Fake news makes disease outbreaks worse, study finds

LONDON: The rise of "fake news" – including misinformation and inaccurate advice on social media – could make disease outbreaks such as the COVID-19 coronavirus epidemic currently spreading in China worse, according to research published on Friday (Feb 14).

In an analysis of how the spread of misinformation affects the spread of disease, scientists at Britain's East Anglia University (UEA) said any successful efforts to stop people sharing fake news could help save lives.

Advertisement

Advertisement

"When it comes to COVID-19, there has been a lot of speculation, misinformation and fake news circulating on the internet – about how the virus originated, what causes it and how it is spread," said Paul Hunter, a UEA professor of medicine who co-led the study.

"Misinformation means that bad advice can circulate very quickly – and it can change human behaviour to take greater risks," he added.

READ: 'Steady wave' of fake news on coronavirus in the region: Facebook fact-checker

READ: As coronavirus misinformation spreads on social media, Facebook removes posts

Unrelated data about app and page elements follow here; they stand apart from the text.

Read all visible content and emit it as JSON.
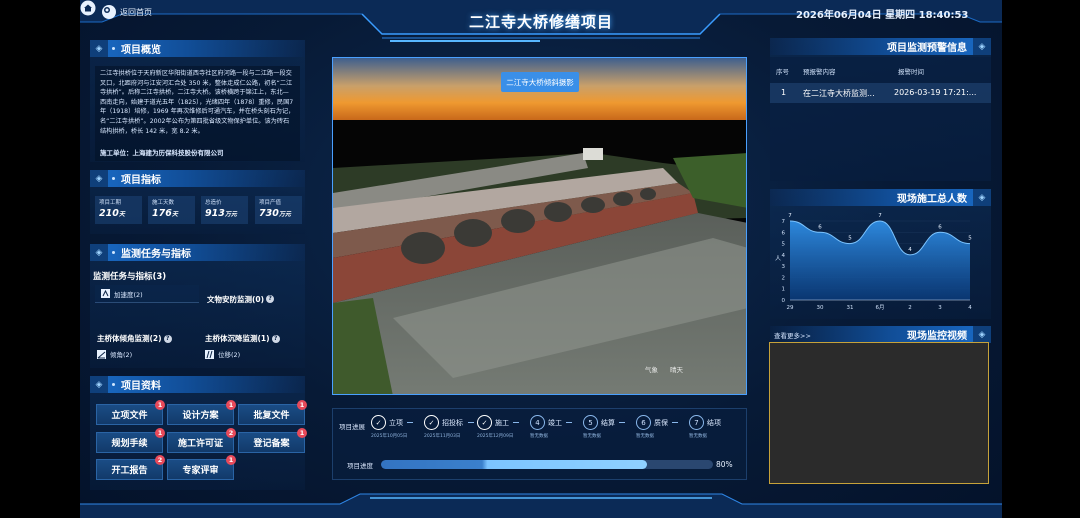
{
  "header": {
    "home_label": "返回首页",
    "title": "二江寺大桥修缮项目",
    "datetime": "2026年06月04日 星期四 18:40:53"
  },
  "overview": {
    "title": "项目概览",
    "text": "二江寺拱桥位于天府新区华阳街道西寺社区府河路一段与二江路一段交叉口，北距府河与江安河汇合处 350 米，整体走成仁公路，初名“二江寺拱桥”。后称二江寺拱桥，二江寺大桥。该桥横跨于锦江上，东北—西南走向，始建于道光五年（1825），光绪四年（1878）重修，民国7年（1918）培修，1969 年再次维修后可通汽车，并在桥头刻石为记，名“二江寺拱桥”。2002年公布为第四批省级文物保护单位。该为砖石结构拱桥，桥长 142 米，宽 8.2 米。",
    "unit_label": "施工单位：上海建为历保科技股份有限公司"
  },
  "indicators": {
    "title": "项目指标",
    "items": [
      {
        "label": "项目工期",
        "value": "210",
        "unit": "天"
      },
      {
        "label": "施工天数",
        "value": "176",
        "unit": "天"
      },
      {
        "label": "总造价",
        "value": "913",
        "unit": "万元"
      },
      {
        "label": "项目产值",
        "value": "730",
        "unit": "万元"
      }
    ]
  },
  "monitoring": {
    "title": "监测任务与指标",
    "subtitle": "监测任务与指标(3)",
    "accel": "加速度(2)",
    "relic": "文物安防监测(0)",
    "tilt_title": "主桥体倾角监测(2)",
    "tilt_item": "倾角(2)",
    "disp_title": "主桥体沉降监测(1)",
    "disp_item": "位移(2)",
    "q": "?"
  },
  "documents": {
    "title": "项目资料",
    "items": [
      {
        "label": "立项文件",
        "badge": "1"
      },
      {
        "label": "设计方案",
        "badge": "1"
      },
      {
        "label": "批复文件",
        "badge": "1"
      },
      {
        "label": "规划手续",
        "badge": "1"
      },
      {
        "label": "施工许可证",
        "badge": "2"
      },
      {
        "label": "登记备案",
        "badge": "1"
      },
      {
        "label": "开工报告",
        "badge": "2"
      },
      {
        "label": "专家评审",
        "badge": "1"
      }
    ]
  },
  "model": {
    "button": "二江寺大桥倾斜摄影",
    "tag1": "气象",
    "tag2": "晴天"
  },
  "progress": {
    "steps_label": "项目进展",
    "steps": [
      {
        "num": "✓",
        "name": "立项",
        "date": "2025年10月05日",
        "done": true
      },
      {
        "num": "✓",
        "name": "招投标",
        "date": "2025年11月03日",
        "done": true
      },
      {
        "num": "✓",
        "name": "施工",
        "date": "2025年12月09日",
        "done": true
      },
      {
        "num": "4",
        "name": "竣工",
        "date": "暂无数据",
        "done": false
      },
      {
        "num": "5",
        "name": "结算",
        "date": "暂无数据",
        "done": false
      },
      {
        "num": "6",
        "name": "质保",
        "date": "暂无数据",
        "done": false
      },
      {
        "num": "7",
        "name": "结项",
        "date": "暂无数据",
        "done": false
      }
    ],
    "bar_label": "项目进度",
    "percent": 80,
    "percent_text": "80%"
  },
  "alerts": {
    "title": "项目监测预警信息",
    "col_no": "序号",
    "col_content": "预报警内容",
    "col_time": "报警时间",
    "rows": [
      {
        "no": "1",
        "content": "在二江寺大桥监测...",
        "time": "2026-03-19 17:21:..."
      }
    ]
  },
  "workers": {
    "title": "现场施工总人数",
    "more": "查看更多>>"
  },
  "video": {
    "title": "现场监控视频"
  },
  "chart_data": {
    "type": "area",
    "categories": [
      "29",
      "30",
      "31",
      "6月",
      "2",
      "3",
      "4"
    ],
    "values": [
      7,
      6,
      5,
      7,
      4,
      6,
      5
    ],
    "ylabel": "人",
    "ylim": [
      0,
      7
    ],
    "yticks": [
      "0",
      "1",
      "2",
      "3",
      "4",
      "5",
      "6",
      "7"
    ],
    "color": "#2f8de4"
  }
}
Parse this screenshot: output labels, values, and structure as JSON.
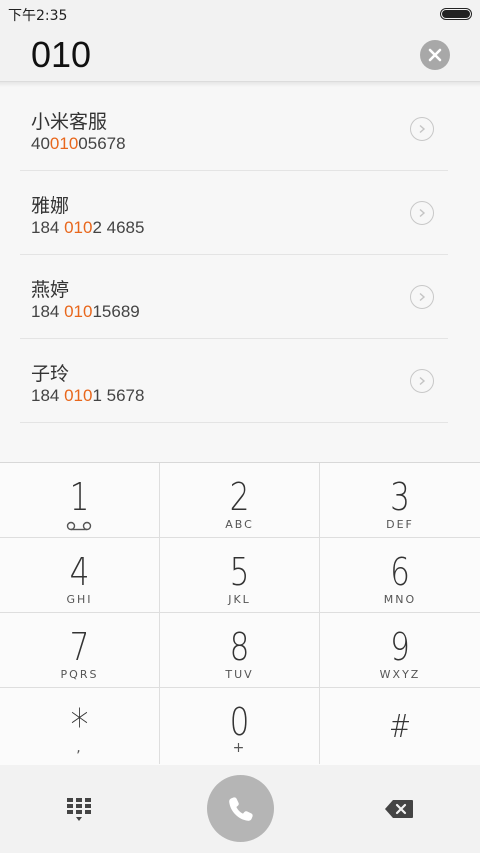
{
  "status_bar": {
    "time": "下午2:35",
    "battery_icon": "battery-full-icon"
  },
  "dial_input": {
    "value": "010",
    "clear_icon": "clear-circle-icon"
  },
  "contacts": [
    {
      "name": "小米客服",
      "number_pre": "40",
      "number_match": "010",
      "number_post": "05678"
    },
    {
      "name": "雅娜",
      "number_pre": "184 ",
      "number_match": "010",
      "number_post": "2 4685"
    },
    {
      "name": "燕婷",
      "number_pre": "184 ",
      "number_match": "010",
      "number_post": "15689"
    },
    {
      "name": "子玲",
      "number_pre": "184 ",
      "number_match": "010",
      "number_post": "1 5678"
    }
  ],
  "keypad": {
    "keys": [
      {
        "digit": "1",
        "letters": ""
      },
      {
        "digit": "2",
        "letters": "ABC"
      },
      {
        "digit": "3",
        "letters": "DEF"
      },
      {
        "digit": "4",
        "letters": "GHI"
      },
      {
        "digit": "5",
        "letters": "JKL"
      },
      {
        "digit": "6",
        "letters": "MNO"
      },
      {
        "digit": "7",
        "letters": "PQRS"
      },
      {
        "digit": "8",
        "letters": "TUV"
      },
      {
        "digit": "9",
        "letters": "WXYZ"
      },
      {
        "digit": "*",
        "letters": ","
      },
      {
        "digit": "0",
        "letters": "+"
      },
      {
        "digit": "#",
        "letters": ""
      }
    ]
  },
  "actions": {
    "dialpad_icon": "dialpad-icon",
    "call_icon": "phone-icon",
    "backspace_icon": "backspace-icon"
  },
  "colors": {
    "match_highlight": "#e8671c",
    "call_button": "#b5b5b5"
  }
}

Advertisement

Advertisement

In their research, Hunter's team focused on three other infectious diseases – flu, monkeypox and norovirus – but said their findings could also be useful for dealing with the COVID-19 coronavirus outbreak.

"Fake news is manufactured with no respect for accuracy, and is often based on conspiracy theories," Hunter said.

For the studies – published on Friday in separate peer-reviewed journals – the researchers created theoretical simulations of outbreaks of norovirus, flu and monkeypox.

Their models took into account studies of real behaviour, how different diseases are spread, incubation periods and recovery times, and the speed and frequency of social media posting and real-life information sharing.

READ: Commentary: COVID-19 outbreak – when social media and chat groups complicate crisis communication

READ: Commentary: What to do with all these health rumours and forwarded messages in tRead More – Source